**Required action**
What is needed is an exact copy of the entries below, with every picture left out.

**Data records for software interfaces**
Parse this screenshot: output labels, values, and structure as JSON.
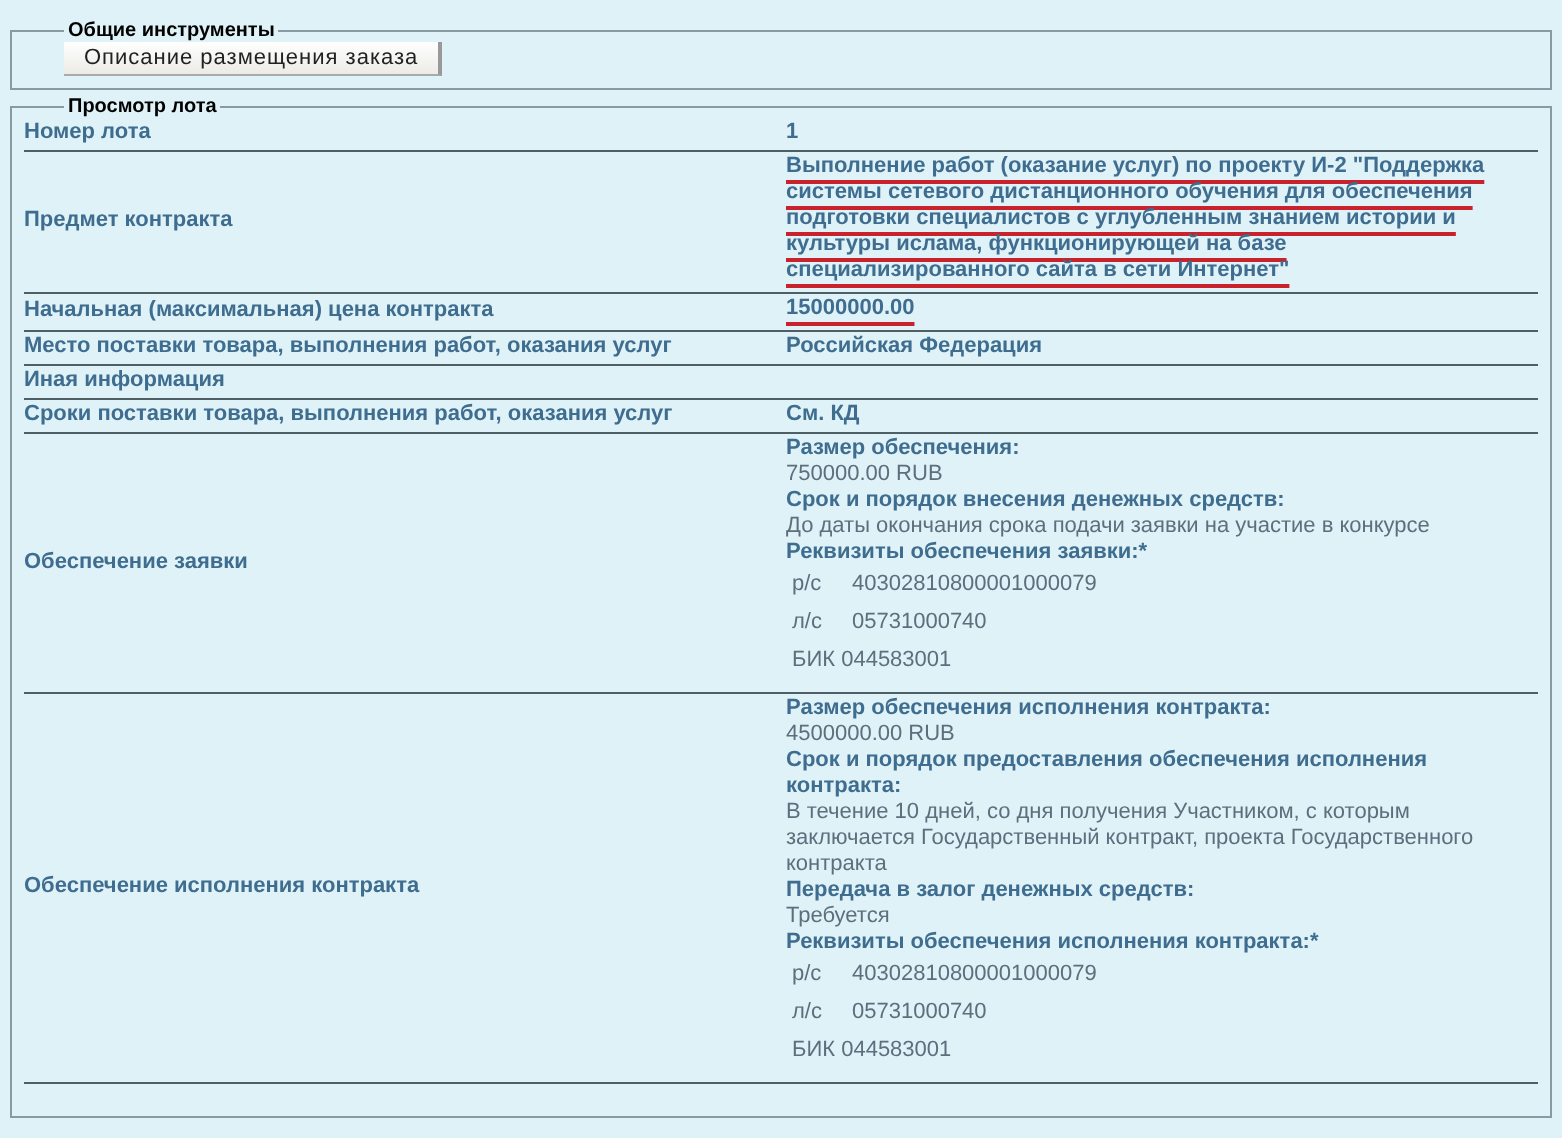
{
  "tools": {
    "legend": "Общие инструменты",
    "button": "Описание размещения заказа"
  },
  "lot": {
    "legend": "Просмотр лота",
    "rows": [
      {
        "label": "Номер лота",
        "kind": "value",
        "value": "1"
      },
      {
        "label": "Предмет контракта",
        "kind": "value",
        "value": "Выполнение работ (оказание услуг) по проекту И-2 \"Поддержка системы сетевого дистанционного обучения для обеспечения подготовки специалистов с углубленным знанием истории и культуры ислама, функционирующей на базе специализированного сайта в сети Интернет\"",
        "marked": true
      },
      {
        "label": "Начальная (максимальная) цена контракта",
        "kind": "value",
        "value": "15000000.00",
        "marked": true
      },
      {
        "label": "Место поставки товара, выполнения работ, оказания услуг",
        "kind": "value",
        "value": "Российская Федерация"
      },
      {
        "label": "Иная информация",
        "kind": "value"
      },
      {
        "label": "Сроки поставки товара, выполнения работ, оказания услуг",
        "kind": "value",
        "value": "См. КД"
      },
      {
        "label": "Обеспечение заявки",
        "kind": "details",
        "items": [
          {
            "kind": "heading",
            "text": "Размер обеспечения:"
          },
          {
            "kind": "text",
            "text": "750000.00 RUB"
          },
          {
            "kind": "heading",
            "text": "Срок и порядок внесения денежных средств:"
          },
          {
            "kind": "text",
            "text": "До даты окончания срока подачи заявки на участие в конкурсе"
          },
          {
            "kind": "heading",
            "text": "Реквизиты обеспечения заявки:*"
          },
          {
            "kind": "account",
            "prefix": "р/с",
            "text": "40302810800001000079"
          },
          {
            "kind": "account",
            "prefix": "л/с",
            "text": "05731000740"
          },
          {
            "kind": "account",
            "text": "БИК 044583001"
          }
        ]
      },
      {
        "label": "Обеспечение исполнения контракта",
        "kind": "details",
        "items": [
          {
            "kind": "heading",
            "text": "Размер обеспечения исполнения контракта:"
          },
          {
            "kind": "text",
            "text": "4500000.00 RUB"
          },
          {
            "kind": "heading",
            "text": "Срок и порядок предоставления обеспечения исполнения контракта:"
          },
          {
            "kind": "text",
            "text": "В течение 10 дней, со дня получения Участником, с которым заключается Государственный контракт, проекта Государственного контракта"
          },
          {
            "kind": "heading",
            "text": "Передача в залог денежных средств:"
          },
          {
            "kind": "text",
            "text": "Требуется"
          },
          {
            "kind": "heading",
            "text": "Реквизиты обеспечения исполнения контракта:*"
          },
          {
            "kind": "account",
            "prefix": "р/с",
            "text": "40302810800001000079"
          },
          {
            "kind": "account",
            "prefix": "л/с",
            "text": "05731000740"
          },
          {
            "kind": "account",
            "text": "БИК 044583001"
          }
        ]
      }
    ]
  }
}
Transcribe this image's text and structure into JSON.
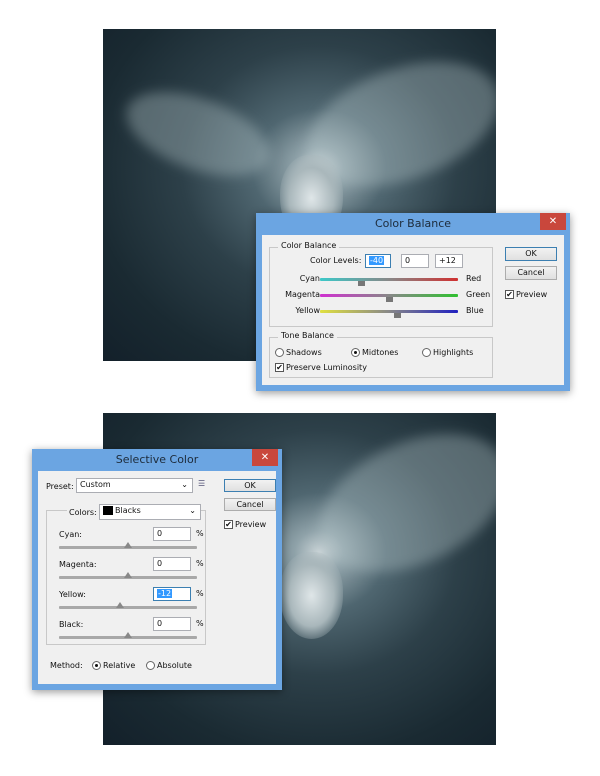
{
  "color_balance": {
    "title": "Color Balance",
    "close": "✕",
    "group_label": "Color Balance",
    "levels_label": "Color Levels:",
    "levels": [
      "-40",
      "0",
      "+12"
    ],
    "sliders": [
      {
        "left": "Cyan",
        "right": "Red",
        "value": -40,
        "from": "#3cc8c8",
        "to": "#d03030"
      },
      {
        "left": "Magenta",
        "right": "Green",
        "value": 0,
        "from": "#d030d0",
        "to": "#30c030"
      },
      {
        "left": "Yellow",
        "right": "Blue",
        "value": 12,
        "from": "#e0e040",
        "to": "#2020c0"
      }
    ],
    "tone_label": "Tone Balance",
    "tones": [
      "Shadows",
      "Midtones",
      "Highlights"
    ],
    "selected_tone": "Midtones",
    "preserve_luminosity": "Preserve Luminosity",
    "ok": "OK",
    "cancel": "Cancel",
    "preview": "Preview"
  },
  "selective_color": {
    "title": "Selective Color",
    "close": "✕",
    "preset_label": "Preset:",
    "preset_value": "Custom",
    "colors_label": "Colors:",
    "colors_value": "Blacks",
    "sliders": [
      {
        "label": "Cyan:",
        "value": "0",
        "pct": "%",
        "num": 0
      },
      {
        "label": "Magenta:",
        "value": "0",
        "pct": "%",
        "num": 0
      },
      {
        "label": "Yellow:",
        "value": "-12",
        "pct": "%",
        "num": -12
      },
      {
        "label": "Black:",
        "value": "0",
        "pct": "%",
        "num": 0
      }
    ],
    "method_label": "Method:",
    "methods": [
      "Relative",
      "Absolute"
    ],
    "selected_method": "Relative",
    "ok": "OK",
    "cancel": "Cancel",
    "preview": "Preview"
  }
}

**Exercise output**
Parse this screenshot: output labels, values, and structure as JSON.
{
  "tools": {
    "legend": "Общие инструменты",
    "button": "Описание размещения заказа"
  },
  "lot": {
    "legend": "Просмотр лота",
    "rows": [
      {
        "label": "Номер лота",
        "kind": "value",
        "value": "1"
      },
      {
        "label": "Предмет контракта",
        "kind": "value",
        "value": "Выполнение работ (оказание услуг) по проекту И-2 \"Поддержка системы сетевого дистанционного обучения для обеспечения подготовки специалистов с углубленным знанием истории и культуры ислама, функционирующей на базе специализированного сайта в сети Интернет\"",
        "marked": true
      },
      {
        "label": "Начальная (максимальная) цена контракта",
        "kind": "value",
        "value": "15000000.00",
        "marked": true
      },
      {
        "label": "Место поставки товара, выполнения работ, оказания услуг",
        "kind": "value",
        "value": "Российская Федерация"
      },
      {
        "label": "Иная информация",
        "kind": "value"
      },
      {
        "label": "Сроки поставки товара, выполнения работ, оказания услуг",
        "kind": "value",
        "value": "См. КД"
      },
      {
        "label": "Обеспечение заявки",
        "kind": "details",
        "items": [
          {
            "kind": "heading",
            "text": "Размер обеспечения:"
          },
          {
            "kind": "text",
            "text": "750000.00 RUB"
          },
          {
            "kind": "heading",
            "text": "Срок и порядок внесения денежных средств:"
          },
          {
            "kind": "text",
            "text": "До даты окончания срока подачи заявки на участие в конкурсе"
          },
          {
            "kind": "heading",
            "text": "Реквизиты обеспечения заявки:*"
          },
          {
            "kind": "account",
            "prefix": "р/с",
            "text": "40302810800001000079"
          },
          {
            "kind": "account",
            "prefix": "л/с",
            "text": "05731000740"
          },
          {
            "kind": "account",
            "text": "БИК 044583001"
          }
        ]
      },
      {
        "label": "Обеспечение исполнения контракта",
        "kind": "details",
        "items": [
          {
            "kind": "heading",
            "text": "Размер обеспечения исполнения контракта:"
          },
          {
            "kind": "text",
            "text": "4500000.00 RUB"
          },
          {
            "kind": "heading",
            "text": "Срок и порядок предоставления обеспечения исполнения контракта:"
          },
          {
            "kind": "text",
            "text": "В течение 10 дней, со дня получения Участником, с которым заключается Государственный контракт, проекта Государственного контракта"
          },
          {
            "kind": "heading",
            "text": "Передача в залог денежных средств:"
          },
          {
            "kind": "text",
            "text": "Требуется"
          },
          {
            "kind": "heading",
            "text": "Реквизиты обеспечения исполнения контракта:*"
          },
          {
            "kind": "account",
            "prefix": "р/с",
            "text": "40302810800001000079"
          },
          {
            "kind": "account",
            "prefix": "л/с",
            "text": "05731000740"
          },
          {
            "kind": "account",
            "text": "БИК 044583001"
          }
        ]
      }
    ]
  }
}
Transcribe this image's text and structure into JSON.
{
  "color_balance": {
    "title": "Color Balance",
    "close": "✕",
    "group_label": "Color Balance",
    "levels_label": "Color Levels:",
    "levels": [
      "-40",
      "0",
      "+12"
    ],
    "sliders": [
      {
        "left": "Cyan",
        "right": "Red",
        "value": -40,
        "from": "#3cc8c8",
        "to": "#d03030"
      },
      {
        "left": "Magenta",
        "right": "Green",
        "value": 0,
        "from": "#d030d0",
        "to": "#30c030"
      },
      {
        "left": "Yellow",
        "right": "Blue",
        "value": 12,
        "from": "#e0e040",
        "to": "#2020c0"
      }
    ],
    "tone_label": "Tone Balance",
    "tones": [
      "Shadows",
      "Midtones",
      "Highlights"
    ],
    "selected_tone": "Midtones",
    "preserve_luminosity": "Preserve Luminosity",
    "ok": "OK",
    "cancel": "Cancel",
    "preview": "Preview"
  },
  "selective_color": {
    "title": "Selective Color",
    "close": "✕",
    "preset_label": "Preset:",
    "preset_value": "Custom",
    "colors_label": "Colors:",
    "colors_value": "Blacks",
    "sliders": [
      {
        "label": "Cyan:",
        "value": "0",
        "pct": "%",
        "num": 0
      },
      {
        "label": "Magenta:",
        "value": "0",
        "pct": "%",
        "num": 0
      },
      {
        "label": "Yellow:",
        "value": "-12",
        "pct": "%",
        "num": -12
      },
      {
        "label": "Black:",
        "value": "0",
        "pct": "%",
        "num": 0
      }
    ],
    "method_label": "Method:",
    "methods": [
      "Relative",
      "Absolute"
    ],
    "selected_method": "Relative",
    "ok": "OK",
    "cancel": "Cancel",
    "preview": "Preview"
  }
}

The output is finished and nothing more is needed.